── Entries supplied ──
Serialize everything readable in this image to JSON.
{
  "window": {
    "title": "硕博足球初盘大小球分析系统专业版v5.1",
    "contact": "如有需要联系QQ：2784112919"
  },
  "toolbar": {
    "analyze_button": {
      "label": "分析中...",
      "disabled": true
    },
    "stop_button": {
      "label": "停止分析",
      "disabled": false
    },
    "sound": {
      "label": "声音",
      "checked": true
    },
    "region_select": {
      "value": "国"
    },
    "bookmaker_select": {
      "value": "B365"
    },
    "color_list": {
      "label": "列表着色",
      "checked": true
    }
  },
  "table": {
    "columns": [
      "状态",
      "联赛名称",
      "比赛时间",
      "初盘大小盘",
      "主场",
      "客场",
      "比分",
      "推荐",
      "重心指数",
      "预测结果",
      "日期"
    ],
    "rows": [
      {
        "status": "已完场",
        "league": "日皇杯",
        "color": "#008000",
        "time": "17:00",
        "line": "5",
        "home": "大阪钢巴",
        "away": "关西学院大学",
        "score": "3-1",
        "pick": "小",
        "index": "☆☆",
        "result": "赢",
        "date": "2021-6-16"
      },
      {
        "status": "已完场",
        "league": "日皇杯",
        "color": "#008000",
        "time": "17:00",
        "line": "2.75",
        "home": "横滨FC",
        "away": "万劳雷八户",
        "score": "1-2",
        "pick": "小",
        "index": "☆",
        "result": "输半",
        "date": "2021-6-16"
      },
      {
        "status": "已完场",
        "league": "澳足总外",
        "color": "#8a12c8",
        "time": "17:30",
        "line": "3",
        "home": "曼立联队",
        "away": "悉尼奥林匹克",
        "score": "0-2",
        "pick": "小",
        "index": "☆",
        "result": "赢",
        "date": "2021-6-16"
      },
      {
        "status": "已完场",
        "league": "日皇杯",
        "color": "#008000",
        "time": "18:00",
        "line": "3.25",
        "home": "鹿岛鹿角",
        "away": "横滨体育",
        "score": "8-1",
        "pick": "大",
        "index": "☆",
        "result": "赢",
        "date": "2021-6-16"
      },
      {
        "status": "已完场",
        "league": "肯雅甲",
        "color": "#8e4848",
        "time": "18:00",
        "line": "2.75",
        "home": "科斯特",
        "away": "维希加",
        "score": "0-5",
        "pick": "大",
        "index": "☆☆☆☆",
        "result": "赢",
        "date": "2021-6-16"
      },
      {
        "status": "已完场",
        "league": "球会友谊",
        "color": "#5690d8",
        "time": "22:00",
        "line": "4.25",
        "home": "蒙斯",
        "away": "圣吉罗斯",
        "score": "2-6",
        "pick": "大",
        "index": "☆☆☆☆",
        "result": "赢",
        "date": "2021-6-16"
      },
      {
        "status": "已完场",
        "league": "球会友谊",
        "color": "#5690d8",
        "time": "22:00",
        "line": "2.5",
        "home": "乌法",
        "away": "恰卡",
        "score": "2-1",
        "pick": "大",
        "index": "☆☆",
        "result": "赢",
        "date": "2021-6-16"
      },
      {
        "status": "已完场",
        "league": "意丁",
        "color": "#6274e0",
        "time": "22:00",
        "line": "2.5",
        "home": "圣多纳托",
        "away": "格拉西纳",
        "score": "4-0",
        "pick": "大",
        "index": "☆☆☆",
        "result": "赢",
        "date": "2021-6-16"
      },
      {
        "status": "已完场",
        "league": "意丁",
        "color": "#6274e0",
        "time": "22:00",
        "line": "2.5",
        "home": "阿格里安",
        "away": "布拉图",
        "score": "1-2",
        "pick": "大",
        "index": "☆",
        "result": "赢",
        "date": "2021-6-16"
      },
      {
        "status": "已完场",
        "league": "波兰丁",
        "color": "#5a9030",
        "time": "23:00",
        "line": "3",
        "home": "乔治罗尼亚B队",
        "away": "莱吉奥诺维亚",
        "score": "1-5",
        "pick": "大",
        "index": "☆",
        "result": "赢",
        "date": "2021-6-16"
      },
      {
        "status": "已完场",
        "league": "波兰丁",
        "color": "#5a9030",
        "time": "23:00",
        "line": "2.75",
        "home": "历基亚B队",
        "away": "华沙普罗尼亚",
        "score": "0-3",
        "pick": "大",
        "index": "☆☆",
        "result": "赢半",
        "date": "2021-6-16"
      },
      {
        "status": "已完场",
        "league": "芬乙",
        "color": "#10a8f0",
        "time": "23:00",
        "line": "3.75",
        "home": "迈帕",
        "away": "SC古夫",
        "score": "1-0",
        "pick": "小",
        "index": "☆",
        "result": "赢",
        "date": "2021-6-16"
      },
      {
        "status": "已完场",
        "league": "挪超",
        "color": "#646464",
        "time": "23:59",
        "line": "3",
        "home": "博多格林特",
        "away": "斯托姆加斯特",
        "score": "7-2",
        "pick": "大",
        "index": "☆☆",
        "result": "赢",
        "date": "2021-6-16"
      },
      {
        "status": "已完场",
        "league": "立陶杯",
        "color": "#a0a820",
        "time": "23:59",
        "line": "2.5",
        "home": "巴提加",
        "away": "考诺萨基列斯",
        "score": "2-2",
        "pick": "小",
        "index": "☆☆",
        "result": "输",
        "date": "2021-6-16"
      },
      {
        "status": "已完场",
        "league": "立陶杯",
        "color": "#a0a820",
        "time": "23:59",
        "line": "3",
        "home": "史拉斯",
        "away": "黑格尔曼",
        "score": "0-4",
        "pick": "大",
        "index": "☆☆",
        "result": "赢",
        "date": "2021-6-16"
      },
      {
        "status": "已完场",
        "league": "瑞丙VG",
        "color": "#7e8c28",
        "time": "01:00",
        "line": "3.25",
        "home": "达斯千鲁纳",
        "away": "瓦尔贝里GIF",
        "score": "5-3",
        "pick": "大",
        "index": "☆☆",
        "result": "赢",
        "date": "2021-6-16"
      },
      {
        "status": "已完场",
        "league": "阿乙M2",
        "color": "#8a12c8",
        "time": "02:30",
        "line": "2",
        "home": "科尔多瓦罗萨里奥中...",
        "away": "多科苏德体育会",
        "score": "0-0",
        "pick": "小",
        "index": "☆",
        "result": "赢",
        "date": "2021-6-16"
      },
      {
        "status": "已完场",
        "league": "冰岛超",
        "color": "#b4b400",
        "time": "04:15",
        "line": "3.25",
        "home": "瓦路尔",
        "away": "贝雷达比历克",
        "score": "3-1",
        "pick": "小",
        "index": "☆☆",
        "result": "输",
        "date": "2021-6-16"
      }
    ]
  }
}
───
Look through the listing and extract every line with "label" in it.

» Output for this task
      "label": "分析中...",
      "label": "停止分析",
      "label": "声音",
      "label": "列表着色",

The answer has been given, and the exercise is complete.